**Task to carry out:** For the string "SUBSTITUTE", find every matching line in the records and copy it.

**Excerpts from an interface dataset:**
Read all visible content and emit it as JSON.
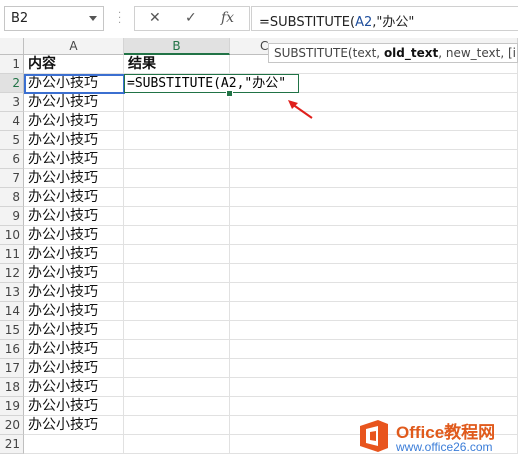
{
  "formula_bar": {
    "name_box": "B2",
    "cancel_icon": "✕",
    "enter_icon": "✓",
    "fx_label": "fx",
    "formula_prefix": "=SUBSTITUTE(",
    "formula_ref": "A2",
    "formula_suffix": ",\"办公\""
  },
  "tooltip": {
    "func": "SUBSTITUTE(text, ",
    "current_arg": "old_text",
    "rest": ", new_text, [insta"
  },
  "columns": [
    "A",
    "B",
    "C"
  ],
  "rows": [
    {
      "num": "1",
      "a": "内容",
      "b": "结果"
    },
    {
      "num": "2",
      "a": "办公小技巧",
      "b": ""
    },
    {
      "num": "3",
      "a": "办公小技巧",
      "b": ""
    },
    {
      "num": "4",
      "a": "办公小技巧",
      "b": ""
    },
    {
      "num": "5",
      "a": "办公小技巧",
      "b": ""
    },
    {
      "num": "6",
      "a": "办公小技巧",
      "b": ""
    },
    {
      "num": "7",
      "a": "办公小技巧",
      "b": ""
    },
    {
      "num": "8",
      "a": "办公小技巧",
      "b": ""
    },
    {
      "num": "9",
      "a": "办公小技巧",
      "b": ""
    },
    {
      "num": "10",
      "a": "办公小技巧",
      "b": ""
    },
    {
      "num": "11",
      "a": "办公小技巧",
      "b": ""
    },
    {
      "num": "12",
      "a": "办公小技巧",
      "b": ""
    },
    {
      "num": "13",
      "a": "办公小技巧",
      "b": ""
    },
    {
      "num": "14",
      "a": "办公小技巧",
      "b": ""
    },
    {
      "num": "15",
      "a": "办公小技巧",
      "b": ""
    },
    {
      "num": "16",
      "a": "办公小技巧",
      "b": ""
    },
    {
      "num": "17",
      "a": "办公小技巧",
      "b": ""
    },
    {
      "num": "18",
      "a": "办公小技巧",
      "b": ""
    },
    {
      "num": "19",
      "a": "办公小技巧",
      "b": ""
    },
    {
      "num": "20",
      "a": "办公小技巧",
      "b": ""
    },
    {
      "num": "21",
      "a": "",
      "b": ""
    }
  ],
  "editing_cell": {
    "text": "=SUBSTITUTE(A2,\"办公\""
  },
  "watermark": {
    "brand": "Office教程网",
    "url": "www.office26.com"
  },
  "colors": {
    "accent": "#217346",
    "arrow": "#e0201c",
    "ref": "#1f4e9c"
  }
}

**Written solution:**
    "formula_prefix": "=SUBSTITUTE(",
    "func": "SUBSTITUTE(text, ",
    "text": "=SUBSTITUTE(A2,\"办公\""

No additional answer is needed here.